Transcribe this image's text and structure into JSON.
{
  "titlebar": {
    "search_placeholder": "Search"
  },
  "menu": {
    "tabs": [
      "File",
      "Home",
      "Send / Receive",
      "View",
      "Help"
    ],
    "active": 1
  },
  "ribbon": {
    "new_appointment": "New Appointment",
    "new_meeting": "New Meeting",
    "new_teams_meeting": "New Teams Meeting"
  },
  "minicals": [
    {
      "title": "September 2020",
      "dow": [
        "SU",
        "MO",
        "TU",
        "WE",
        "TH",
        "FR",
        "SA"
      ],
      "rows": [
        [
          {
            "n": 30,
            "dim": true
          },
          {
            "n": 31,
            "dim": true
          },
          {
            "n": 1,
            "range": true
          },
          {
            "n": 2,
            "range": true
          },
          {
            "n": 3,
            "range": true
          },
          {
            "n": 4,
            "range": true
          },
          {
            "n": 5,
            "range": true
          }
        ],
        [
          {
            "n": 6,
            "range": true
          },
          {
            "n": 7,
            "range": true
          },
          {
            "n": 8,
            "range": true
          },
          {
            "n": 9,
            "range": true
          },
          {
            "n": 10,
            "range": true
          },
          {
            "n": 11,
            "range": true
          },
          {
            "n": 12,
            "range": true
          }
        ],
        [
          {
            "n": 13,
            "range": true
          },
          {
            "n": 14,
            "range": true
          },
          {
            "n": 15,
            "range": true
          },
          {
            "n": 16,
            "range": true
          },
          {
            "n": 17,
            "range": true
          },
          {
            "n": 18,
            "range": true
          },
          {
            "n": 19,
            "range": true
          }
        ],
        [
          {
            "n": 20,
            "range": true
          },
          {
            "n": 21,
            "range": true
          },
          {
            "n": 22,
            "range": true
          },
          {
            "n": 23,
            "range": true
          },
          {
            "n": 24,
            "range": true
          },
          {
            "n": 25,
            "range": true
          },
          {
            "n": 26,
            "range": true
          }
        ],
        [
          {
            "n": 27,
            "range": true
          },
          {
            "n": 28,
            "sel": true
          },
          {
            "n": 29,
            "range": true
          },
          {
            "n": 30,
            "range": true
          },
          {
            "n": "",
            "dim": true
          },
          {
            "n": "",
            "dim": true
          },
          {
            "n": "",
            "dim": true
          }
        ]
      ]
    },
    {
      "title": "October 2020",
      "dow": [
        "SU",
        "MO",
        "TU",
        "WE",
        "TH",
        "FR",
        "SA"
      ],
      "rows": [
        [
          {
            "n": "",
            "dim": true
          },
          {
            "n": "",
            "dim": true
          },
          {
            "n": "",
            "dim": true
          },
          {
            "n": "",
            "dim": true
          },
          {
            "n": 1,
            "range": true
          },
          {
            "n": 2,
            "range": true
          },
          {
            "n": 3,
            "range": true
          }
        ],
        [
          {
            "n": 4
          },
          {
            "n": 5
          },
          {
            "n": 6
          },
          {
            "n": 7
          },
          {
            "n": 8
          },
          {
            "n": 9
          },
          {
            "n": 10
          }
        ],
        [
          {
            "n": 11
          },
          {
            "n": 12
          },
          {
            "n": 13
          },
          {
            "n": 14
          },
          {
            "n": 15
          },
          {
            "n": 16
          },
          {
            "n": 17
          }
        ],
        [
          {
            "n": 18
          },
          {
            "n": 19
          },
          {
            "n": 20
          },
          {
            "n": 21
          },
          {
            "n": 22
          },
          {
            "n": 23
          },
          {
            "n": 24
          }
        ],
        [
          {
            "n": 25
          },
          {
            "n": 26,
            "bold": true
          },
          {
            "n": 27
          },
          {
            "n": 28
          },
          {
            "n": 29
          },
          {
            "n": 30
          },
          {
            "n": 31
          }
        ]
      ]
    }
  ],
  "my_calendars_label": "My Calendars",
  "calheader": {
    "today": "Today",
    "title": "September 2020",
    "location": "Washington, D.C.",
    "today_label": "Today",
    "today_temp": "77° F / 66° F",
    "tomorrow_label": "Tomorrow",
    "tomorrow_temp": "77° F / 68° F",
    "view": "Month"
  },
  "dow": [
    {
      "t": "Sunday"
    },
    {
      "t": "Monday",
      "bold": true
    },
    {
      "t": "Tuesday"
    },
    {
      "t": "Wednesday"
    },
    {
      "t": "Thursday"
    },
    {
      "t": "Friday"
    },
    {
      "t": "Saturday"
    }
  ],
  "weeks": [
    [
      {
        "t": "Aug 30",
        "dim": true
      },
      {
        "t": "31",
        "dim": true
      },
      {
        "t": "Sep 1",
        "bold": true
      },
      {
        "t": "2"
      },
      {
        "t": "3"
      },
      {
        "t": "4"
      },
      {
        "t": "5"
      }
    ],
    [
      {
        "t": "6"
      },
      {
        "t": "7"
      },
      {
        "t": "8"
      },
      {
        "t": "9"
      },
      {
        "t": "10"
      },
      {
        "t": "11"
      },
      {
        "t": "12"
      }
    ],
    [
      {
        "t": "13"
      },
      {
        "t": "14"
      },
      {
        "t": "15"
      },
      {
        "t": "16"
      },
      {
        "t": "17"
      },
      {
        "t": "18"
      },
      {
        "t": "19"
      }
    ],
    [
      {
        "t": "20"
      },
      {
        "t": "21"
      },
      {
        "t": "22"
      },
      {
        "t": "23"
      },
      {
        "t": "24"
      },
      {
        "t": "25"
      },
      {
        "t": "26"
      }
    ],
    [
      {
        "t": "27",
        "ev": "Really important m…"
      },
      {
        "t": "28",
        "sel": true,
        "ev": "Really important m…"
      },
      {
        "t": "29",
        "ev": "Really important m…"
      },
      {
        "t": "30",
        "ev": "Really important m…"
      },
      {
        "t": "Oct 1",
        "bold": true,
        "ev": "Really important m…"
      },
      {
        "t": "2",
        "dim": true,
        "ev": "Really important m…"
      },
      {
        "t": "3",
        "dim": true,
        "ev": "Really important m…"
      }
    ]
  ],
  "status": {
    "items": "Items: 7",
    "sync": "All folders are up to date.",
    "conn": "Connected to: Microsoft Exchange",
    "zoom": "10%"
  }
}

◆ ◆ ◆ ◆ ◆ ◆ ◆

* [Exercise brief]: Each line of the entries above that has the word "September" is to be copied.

* [Your solution]:
      "title": "September 2020",
    "title": "September 2020",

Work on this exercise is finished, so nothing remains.